I was once a harpsichord pupil of Richard Lester, who was not only a rare private pupil but also an esteemed page turner for Malcolm. My lessons frequently had references to what Malcolm had taught him. He still regards Malcolm as one of the two most influential people in his career. Why the modern generation doesn't see him how he should be I could not say. Perhaps the instruments he uses in his recordings? Times have changed and they might see his instruments with the pedals etc as old fashioned. I know that not every moderm harpsichordist does not see him this way. There are many that appreciate him for his true abilities, musicianship and contribution to the early music movement, like myself. Samuel Bristow (2014)

Westminster Cathedral inculcated a distinctive vocal style under George Malcolm since World War II that was called the “continental” style, but that’s now rather meaningless because many Anglican choirs have been informed by it. Malcolm developed a style with a gutsier, more emotionally engaged technique rather than the floaty head voice that he regarded as an old-fashioned, rather precious Anglican style. Anglican choirs now routinely sing repertoire they wouldn’t have done 25 or 30 years ago — Latin masses and other kinds of music. Everything has become much more of a melting pot. And with the advent of CDs, there aren’t any backwaters nobody knows about anymore. James O'Donnell, WCLV (2014)

There is a kind of effortlessness to the singing of the English cathedral choirboy (at the highest levels of selection and training) which tends to produce a wistful, often plaintive sound. It is a timbre that is artless in the finest sense, and most perfect for the Anglo-Catholic liturgical repertoire. I think that even in today's climate of social uniformity one cannot sensibly deny that there is a natural difference between the 'tendencies' of emotional expression between boys and girls.
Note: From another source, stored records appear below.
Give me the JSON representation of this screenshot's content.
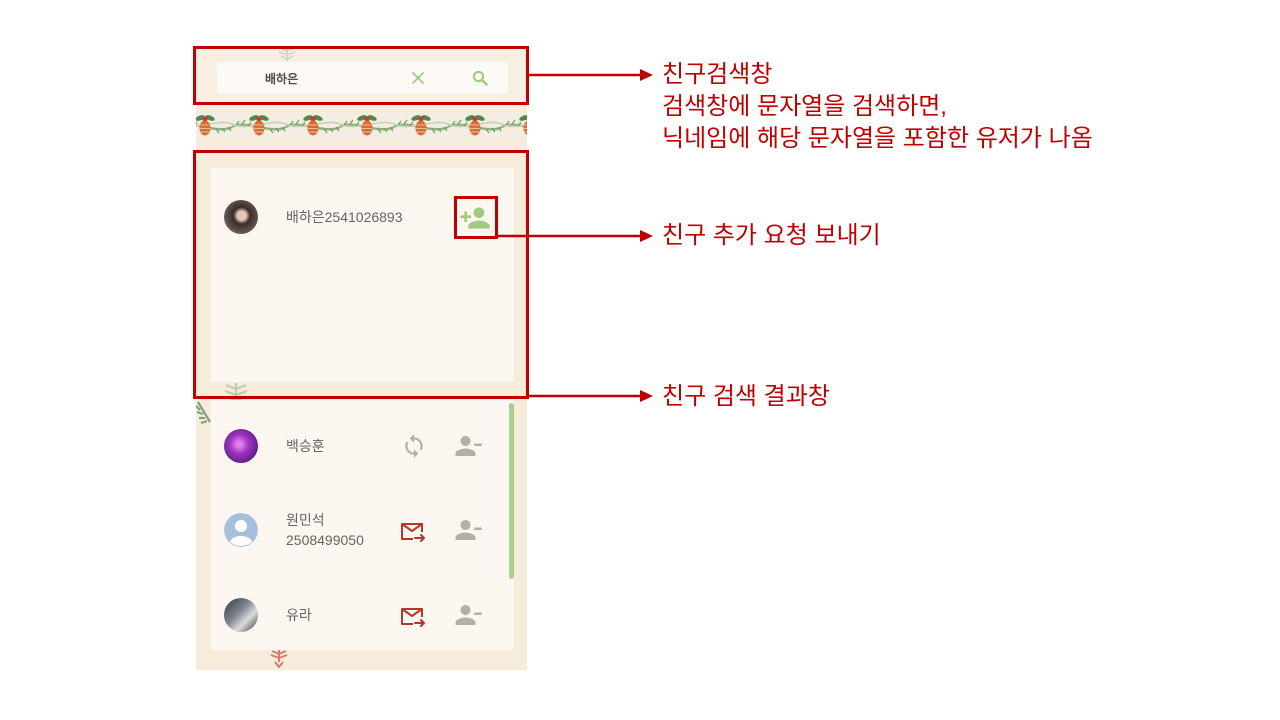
{
  "search": {
    "value": "배하은",
    "clear_icon": "close-icon",
    "submit_icon": "search-icon"
  },
  "search_results": [
    {
      "name": "배하은2541026893",
      "action_icon": "add-friend-icon"
    }
  ],
  "friends": [
    {
      "name": "백승훈",
      "action_icon": "refresh-icon",
      "remove_icon": "remove-friend-icon"
    },
    {
      "name": "원민석",
      "sub": "2508499050",
      "action_icon": "mail-send-icon",
      "remove_icon": "remove-friend-icon"
    },
    {
      "name": "유라",
      "action_icon": "mail-send-icon",
      "remove_icon": "remove-friend-icon"
    }
  ],
  "annotations": {
    "search_box": {
      "title": "친구검색창",
      "lines": [
        "검색창에 문자열을 검색하면,",
        "닉네임에 해당 문자열을 포함한 유저가 나옴"
      ]
    },
    "add_friend": "친구 추가 요청 보내기",
    "results": "친구 검색 결과창"
  },
  "colors": {
    "annotation_red": "#c00000",
    "accent_green": "#9ccc7e",
    "mail_red": "#b4372e",
    "icon_gray": "#b3afa9",
    "panel_bg": "#f7ebda",
    "card_bg": "#fcf7f1"
  }
}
So the boy treble in the finest Anglican cathedral tradition is generally trained to demonstrate that kind of natural emotional detachment in his singing which, for me, profoundly expresses the ineffable nature of traditional cathedral music (if the expression of the ineffable is not a contradiction in terms).

Having said that, some English boy choirs have cultivated a subtly different style of expression, and the Choir of Westminster Cathedral is one of the foremost models for this. Some musicologists believe it began with George Malcolm, the Cathedral's music director in the 1950s and 60s (it was for Malcolm and the choir that Britten composed the album's Missa Brevis in D, in 1959). Malcolm taught the boys to sing in a style that is sometimes referred to as the 'Continental' sound. It involves a more physical effort on the part of the young trebles, a full-throated singing; this in contrast to the lighter 'head' voice, traditionally cultivated in Anglican cathedral trebles. David Hill, the music director on this album, is another exponent of the larger continental sound. In recent years, he also directed the famed men and boys' choir of St. John's College Chapel, Cambridge, where this sound continues as a great legacy from the days of the brilliant choirmaster George Guest, who led St. John's around the same time that George Malcolm was with Westminster Cathedral. Incidentally, this Westminster is not to be confused with the more famous Westminster Abbey, the Anglican seat of English kings and queens. Westminster Cathedral is the English Roman Catholic mother church. For lovers of Anglican cathedral singing, that fact is a pleasant curiosity, as it is generally agreed that the Catholic cathedrals have not produced the quality of choral singing (especially with boys) as the Anglican tradition. L. G. Eaglesham, Amazon (2009)